- [WHAT IS NEEDED]
Write the data out again, word for word.

——

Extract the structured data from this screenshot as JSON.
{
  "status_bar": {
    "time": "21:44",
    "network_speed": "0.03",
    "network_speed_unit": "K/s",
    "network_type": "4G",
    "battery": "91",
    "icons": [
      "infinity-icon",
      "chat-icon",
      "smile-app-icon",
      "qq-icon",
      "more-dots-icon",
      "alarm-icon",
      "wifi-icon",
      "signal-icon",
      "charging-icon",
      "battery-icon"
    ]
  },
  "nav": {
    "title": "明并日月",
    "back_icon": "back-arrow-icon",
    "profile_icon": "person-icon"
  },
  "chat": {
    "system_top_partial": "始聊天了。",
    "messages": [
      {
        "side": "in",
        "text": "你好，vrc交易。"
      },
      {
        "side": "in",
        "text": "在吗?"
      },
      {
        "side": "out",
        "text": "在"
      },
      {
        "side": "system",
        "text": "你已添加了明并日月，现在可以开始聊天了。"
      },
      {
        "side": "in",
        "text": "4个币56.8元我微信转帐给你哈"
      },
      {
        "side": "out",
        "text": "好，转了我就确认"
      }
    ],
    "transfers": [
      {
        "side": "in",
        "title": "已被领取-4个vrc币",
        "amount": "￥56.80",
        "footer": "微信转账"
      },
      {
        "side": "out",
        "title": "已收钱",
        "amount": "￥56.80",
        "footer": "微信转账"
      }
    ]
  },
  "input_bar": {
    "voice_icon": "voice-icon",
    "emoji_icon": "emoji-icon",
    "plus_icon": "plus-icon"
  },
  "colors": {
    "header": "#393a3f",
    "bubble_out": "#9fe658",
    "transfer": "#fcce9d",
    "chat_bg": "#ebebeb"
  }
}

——

- [YOUR SOLUTION]
Extract the structured data from this screenshot as JSON.
{
  "status_bar": {
    "time": "21:44",
    "network_speed": "0.03",
    "network_speed_unit": "K/s",
    "network_type": "4G",
    "battery": "91",
    "icons": [
      "infinity-icon",
      "chat-icon",
      "smile-app-icon",
      "qq-icon",
      "more-dots-icon",
      "alarm-icon",
      "wifi-icon",
      "signal-icon",
      "charging-icon",
      "battery-icon"
    ]
  },
  "nav": {
    "title": "明并日月",
    "back_icon": "back-arrow-icon",
    "profile_icon": "person-icon"
  },
  "chat": {
    "system_top_partial": "始聊天了。",
    "messages": [
      {
        "side": "in",
        "text": "你好，vrc交易。"
      },
      {
        "side": "in",
        "text": "在吗?"
      },
      {
        "side": "out",
        "text": "在"
      },
      {
        "side": "system",
        "text": "你已添加了明并日月，现在可以开始聊天了。"
      },
      {
        "side": "in",
        "text": "4个币56.8元我微信转帐给你哈"
      },
      {
        "side": "out",
        "text": "好，转了我就确认"
      }
    ],
    "transfers": [
      {
        "side": "in",
        "title": "已被领取-4个vrc币",
        "amount": "￥56.80",
        "footer": "微信转账"
      },
      {
        "side": "out",
        "title": "已收钱",
        "amount": "￥56.80",
        "footer": "微信转账"
      }
    ]
  },
  "input_bar": {
    "voice_icon": "voice-icon",
    "emoji_icon": "emoji-icon",
    "plus_icon": "plus-icon"
  },
  "colors": {
    "header": "#393a3f",
    "bubble_out": "#9fe658",
    "transfer": "#fcce9d",
    "chat_bg": "#ebebeb"
  }
}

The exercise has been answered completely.